𝟴. 𝗖𝗵𝗮𝗻𝗴𝗲 𝘆𝗼𝘂𝗿 𝘀𝗲𝗰𝘂𝗿𝗶𝘁𝘆 𝘀𝗲𝘁𝘁𝗶𝗻𝗴𝘀 𝘁𝗼 𝗲𝗻𝗮𝗯𝗹𝗲 𝗺𝘂𝗹𝘁𝗶-𝗳𝗮𝗰𝘁𝗼𝗿 𝗮𝘂𝘁𝗵𝗲𝗻𝘁𝗶𝗰𝗮𝘁𝗶𝗼𝗻 𝗳𝗼𝗿 𝗮𝗰𝗰𝗼𝘂𝗻𝘁𝘀 𝘁𝗵𝗮𝘁 𝘀𝘂𝗽𝗽𝗼𝗿𝘁 𝗶𝘁. Multi-factor authentication—or MFA—is a second step to verify who you are, like a text with a code.
𝟵. 𝗕𝗲𝗳𝗼𝗿𝗲 𝘆𝗼𝘂 𝗺𝗮𝗸𝗲 𝗮𝗻𝘆 𝗶𝗻𝘃𝗲𝘀𝘁𝗺𝗲𝗻𝘁𝘀, 𝗿𝗲𝗺𝗲𝗺𝗯𝗲𝗿 𝘁𝗵𝗮𝘁 𝘁𝗵𝗲𝗿𝗲 𝗶𝘀 𝗮 𝗵𝗶𝗴𝗵 𝗽𝗼𝘁𝗲𝗻𝘁𝗶𝗮𝗹 𝗳𝗼𝗿 𝗳𝗿𝗮𝘂𝗱 𝗿𝗶𝗴𝗵𝘁 𝗻𝗼𝘄. You should be wary of any company claiming the ability to prevent, detect or cure coronavirus. For information on how to avoid investment fraud, visit the U.S. Securities and Exchange Commission website, https://www.sec.gov/.
𝗛𝗲𝗹𝗽 𝗼𝘁𝗵𝗲𝗿𝘀 𝗯𝘆 𝗿𝗲𝗽𝗼𝗿𝘁𝗶𝗻𝗴 𝗰𝗼𝗿𝗼𝗻𝗮𝘃𝗶𝗿𝘂𝘀 𝘀𝗰𝗮𝗺𝘀. Visit the FBI's Internet Crime Complaint Center at www.ic3.gov (Opens in a new Window)to report suspected or confirmed scams.
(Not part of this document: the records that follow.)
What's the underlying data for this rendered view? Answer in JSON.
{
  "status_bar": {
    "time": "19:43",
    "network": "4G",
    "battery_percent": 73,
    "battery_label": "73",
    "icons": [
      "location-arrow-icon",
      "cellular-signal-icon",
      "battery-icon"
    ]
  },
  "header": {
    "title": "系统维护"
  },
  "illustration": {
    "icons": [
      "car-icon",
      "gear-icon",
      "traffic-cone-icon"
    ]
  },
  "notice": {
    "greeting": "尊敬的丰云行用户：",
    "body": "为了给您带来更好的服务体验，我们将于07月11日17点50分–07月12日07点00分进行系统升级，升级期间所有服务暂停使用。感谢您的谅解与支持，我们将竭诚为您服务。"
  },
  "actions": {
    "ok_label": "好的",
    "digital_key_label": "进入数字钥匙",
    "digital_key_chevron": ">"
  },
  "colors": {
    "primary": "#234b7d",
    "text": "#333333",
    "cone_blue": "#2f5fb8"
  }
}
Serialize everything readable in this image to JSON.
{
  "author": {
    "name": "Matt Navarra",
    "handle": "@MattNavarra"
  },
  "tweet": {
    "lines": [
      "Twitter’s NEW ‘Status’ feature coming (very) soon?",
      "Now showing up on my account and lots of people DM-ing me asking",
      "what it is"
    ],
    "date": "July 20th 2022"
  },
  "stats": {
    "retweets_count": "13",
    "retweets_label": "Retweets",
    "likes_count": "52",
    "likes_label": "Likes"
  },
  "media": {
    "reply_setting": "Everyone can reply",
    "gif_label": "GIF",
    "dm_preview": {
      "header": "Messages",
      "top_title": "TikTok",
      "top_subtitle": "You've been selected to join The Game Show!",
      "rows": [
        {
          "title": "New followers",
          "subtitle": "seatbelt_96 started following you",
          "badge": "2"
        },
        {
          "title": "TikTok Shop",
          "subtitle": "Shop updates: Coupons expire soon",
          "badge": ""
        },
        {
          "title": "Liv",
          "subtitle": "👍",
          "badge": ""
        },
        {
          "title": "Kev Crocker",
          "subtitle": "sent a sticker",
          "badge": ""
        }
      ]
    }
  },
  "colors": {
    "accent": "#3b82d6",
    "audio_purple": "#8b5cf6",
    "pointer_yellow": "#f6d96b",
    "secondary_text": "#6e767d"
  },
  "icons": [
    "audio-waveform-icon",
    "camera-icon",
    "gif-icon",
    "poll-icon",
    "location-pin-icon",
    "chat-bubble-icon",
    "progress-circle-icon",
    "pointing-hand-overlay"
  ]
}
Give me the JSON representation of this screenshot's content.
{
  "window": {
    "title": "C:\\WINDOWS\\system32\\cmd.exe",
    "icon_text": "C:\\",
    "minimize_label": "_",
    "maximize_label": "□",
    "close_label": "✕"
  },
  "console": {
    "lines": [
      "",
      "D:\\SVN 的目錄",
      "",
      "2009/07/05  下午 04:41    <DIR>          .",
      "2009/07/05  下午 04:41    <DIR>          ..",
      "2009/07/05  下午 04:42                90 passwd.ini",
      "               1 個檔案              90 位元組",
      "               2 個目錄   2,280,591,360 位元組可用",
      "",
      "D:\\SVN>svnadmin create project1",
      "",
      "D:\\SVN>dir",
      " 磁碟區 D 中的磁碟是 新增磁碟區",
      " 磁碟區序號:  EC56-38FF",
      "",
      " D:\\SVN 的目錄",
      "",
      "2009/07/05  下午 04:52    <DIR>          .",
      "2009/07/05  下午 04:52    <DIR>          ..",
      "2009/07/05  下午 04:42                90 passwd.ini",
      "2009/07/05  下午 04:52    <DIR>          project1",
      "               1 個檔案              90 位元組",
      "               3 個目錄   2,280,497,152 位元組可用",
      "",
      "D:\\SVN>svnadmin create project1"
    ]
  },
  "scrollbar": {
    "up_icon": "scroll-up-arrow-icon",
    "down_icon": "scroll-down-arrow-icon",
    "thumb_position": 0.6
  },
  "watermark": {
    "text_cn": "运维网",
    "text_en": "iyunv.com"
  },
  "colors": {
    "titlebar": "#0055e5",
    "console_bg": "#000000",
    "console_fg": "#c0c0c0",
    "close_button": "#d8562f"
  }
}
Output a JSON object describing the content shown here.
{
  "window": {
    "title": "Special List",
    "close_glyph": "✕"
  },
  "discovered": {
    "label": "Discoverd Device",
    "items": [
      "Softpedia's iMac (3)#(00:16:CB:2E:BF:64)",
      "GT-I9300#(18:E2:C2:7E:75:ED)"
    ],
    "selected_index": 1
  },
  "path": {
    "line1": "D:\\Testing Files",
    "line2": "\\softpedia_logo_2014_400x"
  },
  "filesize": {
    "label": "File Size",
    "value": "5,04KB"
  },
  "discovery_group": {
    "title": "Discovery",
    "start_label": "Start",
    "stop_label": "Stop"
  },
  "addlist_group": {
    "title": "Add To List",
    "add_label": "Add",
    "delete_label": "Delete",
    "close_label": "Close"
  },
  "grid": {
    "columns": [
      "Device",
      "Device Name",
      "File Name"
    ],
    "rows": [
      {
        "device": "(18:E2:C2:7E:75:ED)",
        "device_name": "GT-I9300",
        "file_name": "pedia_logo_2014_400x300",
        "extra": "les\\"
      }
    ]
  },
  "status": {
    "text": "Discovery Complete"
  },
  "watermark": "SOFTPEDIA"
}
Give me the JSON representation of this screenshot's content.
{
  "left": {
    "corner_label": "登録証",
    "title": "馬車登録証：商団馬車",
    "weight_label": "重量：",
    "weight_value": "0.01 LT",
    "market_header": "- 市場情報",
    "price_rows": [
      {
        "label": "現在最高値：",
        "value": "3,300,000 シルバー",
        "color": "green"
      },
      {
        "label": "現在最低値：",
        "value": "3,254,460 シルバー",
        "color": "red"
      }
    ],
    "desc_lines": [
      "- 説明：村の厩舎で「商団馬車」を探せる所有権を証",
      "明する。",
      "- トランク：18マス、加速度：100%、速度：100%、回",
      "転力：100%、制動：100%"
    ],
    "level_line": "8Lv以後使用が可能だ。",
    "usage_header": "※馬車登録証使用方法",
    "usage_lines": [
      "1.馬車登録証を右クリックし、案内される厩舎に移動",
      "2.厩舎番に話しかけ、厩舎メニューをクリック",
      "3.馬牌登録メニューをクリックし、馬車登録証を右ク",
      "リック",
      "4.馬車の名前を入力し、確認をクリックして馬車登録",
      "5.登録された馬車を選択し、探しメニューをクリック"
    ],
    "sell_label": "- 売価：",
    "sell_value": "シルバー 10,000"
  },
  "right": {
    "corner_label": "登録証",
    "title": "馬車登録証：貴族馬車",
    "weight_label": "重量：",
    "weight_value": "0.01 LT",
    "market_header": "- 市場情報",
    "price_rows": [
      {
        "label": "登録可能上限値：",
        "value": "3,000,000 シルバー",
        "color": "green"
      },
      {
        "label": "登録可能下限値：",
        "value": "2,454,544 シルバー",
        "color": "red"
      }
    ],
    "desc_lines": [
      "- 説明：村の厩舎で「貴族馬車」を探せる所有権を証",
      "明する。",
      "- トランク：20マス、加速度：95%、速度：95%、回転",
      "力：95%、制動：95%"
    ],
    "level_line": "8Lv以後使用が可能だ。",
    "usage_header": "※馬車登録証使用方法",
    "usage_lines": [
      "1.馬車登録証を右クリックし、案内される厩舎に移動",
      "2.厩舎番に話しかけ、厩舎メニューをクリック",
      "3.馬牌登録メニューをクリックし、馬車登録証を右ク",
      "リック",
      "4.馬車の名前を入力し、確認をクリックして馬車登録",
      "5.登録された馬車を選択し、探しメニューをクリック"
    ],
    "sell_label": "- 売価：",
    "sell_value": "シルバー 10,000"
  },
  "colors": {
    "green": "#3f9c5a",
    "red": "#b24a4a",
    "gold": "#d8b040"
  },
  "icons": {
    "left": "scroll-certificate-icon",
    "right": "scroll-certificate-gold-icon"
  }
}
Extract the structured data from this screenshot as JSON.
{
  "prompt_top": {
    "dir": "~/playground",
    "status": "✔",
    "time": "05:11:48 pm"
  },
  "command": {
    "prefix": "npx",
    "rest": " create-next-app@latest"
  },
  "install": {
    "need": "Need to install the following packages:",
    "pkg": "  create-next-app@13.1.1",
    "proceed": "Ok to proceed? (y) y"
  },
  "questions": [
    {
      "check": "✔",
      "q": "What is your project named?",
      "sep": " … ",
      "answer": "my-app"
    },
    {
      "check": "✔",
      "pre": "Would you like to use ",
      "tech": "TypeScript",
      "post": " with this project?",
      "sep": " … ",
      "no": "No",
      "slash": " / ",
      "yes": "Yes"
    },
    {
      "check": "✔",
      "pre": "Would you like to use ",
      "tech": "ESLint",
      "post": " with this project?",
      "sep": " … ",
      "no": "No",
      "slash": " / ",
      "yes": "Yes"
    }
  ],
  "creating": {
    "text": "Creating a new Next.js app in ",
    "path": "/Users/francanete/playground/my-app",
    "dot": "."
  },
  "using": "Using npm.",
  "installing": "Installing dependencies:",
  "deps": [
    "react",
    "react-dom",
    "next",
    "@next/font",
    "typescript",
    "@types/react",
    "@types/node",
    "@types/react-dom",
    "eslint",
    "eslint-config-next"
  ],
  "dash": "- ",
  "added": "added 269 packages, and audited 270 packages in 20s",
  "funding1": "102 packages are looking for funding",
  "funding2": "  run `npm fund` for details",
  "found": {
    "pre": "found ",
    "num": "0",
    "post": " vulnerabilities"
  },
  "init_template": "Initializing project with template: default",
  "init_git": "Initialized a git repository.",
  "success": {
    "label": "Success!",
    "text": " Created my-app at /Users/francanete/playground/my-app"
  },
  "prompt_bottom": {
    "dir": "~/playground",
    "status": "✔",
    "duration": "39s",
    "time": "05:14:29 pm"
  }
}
You can also stay up-to-date on the latest scams by visiting the FTC’s coronavirus page at ftc.gov/coronavirus.